University lecturers feel out of their depth as students demand the use of smartphones and tablets in class, new research shows.
Massey University PhD student Kathryn MacCallum said there was a clear difference in attitudes towards technology from teachers and students.
"Students are increasingly demanding mobile learning," she said.
"They are very comfortable using smartphones and tablets and find the flexibility and ability to share resources and collaborate on projects really engaging.
"There is a clear generational shift, with some teachers not comfortable using mobile technology at all, while many others are comfortable using it in their personal lives but not as a teaching tool."
Massey University Bachelor of Science student Shane Field said he had been a student for several years and classes that had a lack of technological engagement were much harder to learn in.
"Some classes only use the online tools to put up lecture slides, and really that is not much of a step further than paper."
He said most lecturers used online resources well, but there was no real engagement with smartphones or tablets.
One lecturer who has experimented with mobile learning is Massey economics lecturer Sam Richardson.
He implemented a system where students could ask and answer questions on their cellphones during classes.
He said the system had mixed results.
"The response from students was good, but at times it was hard to implement," he said.
"I had to change the way I did things and it required some special class planning, but it had its moments."
Richardson said lecturers faced two main challenges when it came to mobile technology.
The first was availability of resources as tertiary institutions did not back these sorts of initiatives. His one was a personal endeavour.

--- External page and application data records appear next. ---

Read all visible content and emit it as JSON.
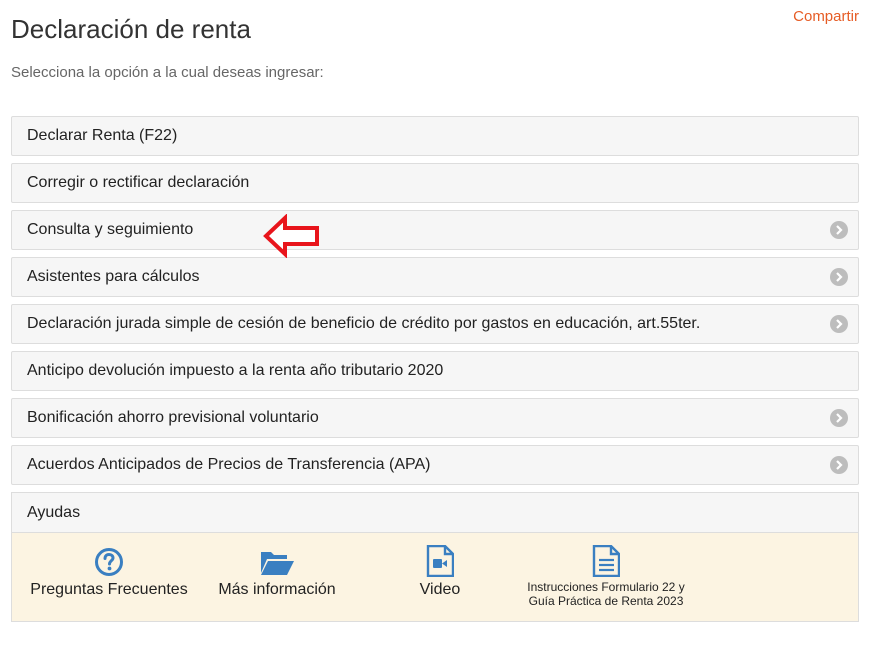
{
  "header": {
    "title": "Declaración de renta",
    "subtitle": "Selecciona la opción a la cual deseas ingresar:",
    "share_label": "Compartir"
  },
  "options": [
    {
      "label": "Declarar Renta (F22)",
      "has_chevron": false
    },
    {
      "label": "Corregir o rectificar declaración",
      "has_chevron": false
    },
    {
      "label": "Consulta y seguimiento",
      "has_chevron": true
    },
    {
      "label": "Asistentes para cálculos",
      "has_chevron": true
    },
    {
      "label": "Declaración jurada simple de cesión de beneficio de crédito por gastos en educación, art.55ter.",
      "has_chevron": true
    },
    {
      "label": "Anticipo devolución impuesto a la renta año tributario 2020",
      "has_chevron": false
    },
    {
      "label": "Bonificación ahorro previsional voluntario",
      "has_chevron": true
    },
    {
      "label": "Acuerdos Anticipados de Precios de Transferencia (APA)",
      "has_chevron": true
    }
  ],
  "help": {
    "title": "Ayudas",
    "items": [
      {
        "label": "Preguntas Frecuentes",
        "icon": "question-circle-icon"
      },
      {
        "label": "Más información",
        "icon": "folder-open-icon"
      },
      {
        "label": "Video",
        "icon": "video-file-icon"
      },
      {
        "label_line1": "Instrucciones Formulario 22 y",
        "label_line2": "Guía Práctica de Renta 2023",
        "icon": "document-icon"
      }
    ]
  },
  "colors": {
    "accent": "#e65c25",
    "icon_blue": "#3a7fc1",
    "help_background": "#fcf4e2",
    "annotation_arrow": "#e8141b"
  }
}
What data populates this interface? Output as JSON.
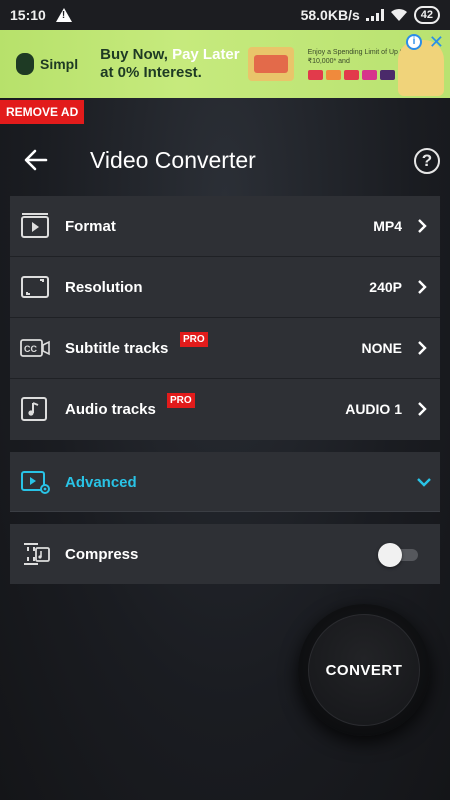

The other was a resistance to using mobile technology in class from some students, who believed their mobile device was a social tool and not an educational one.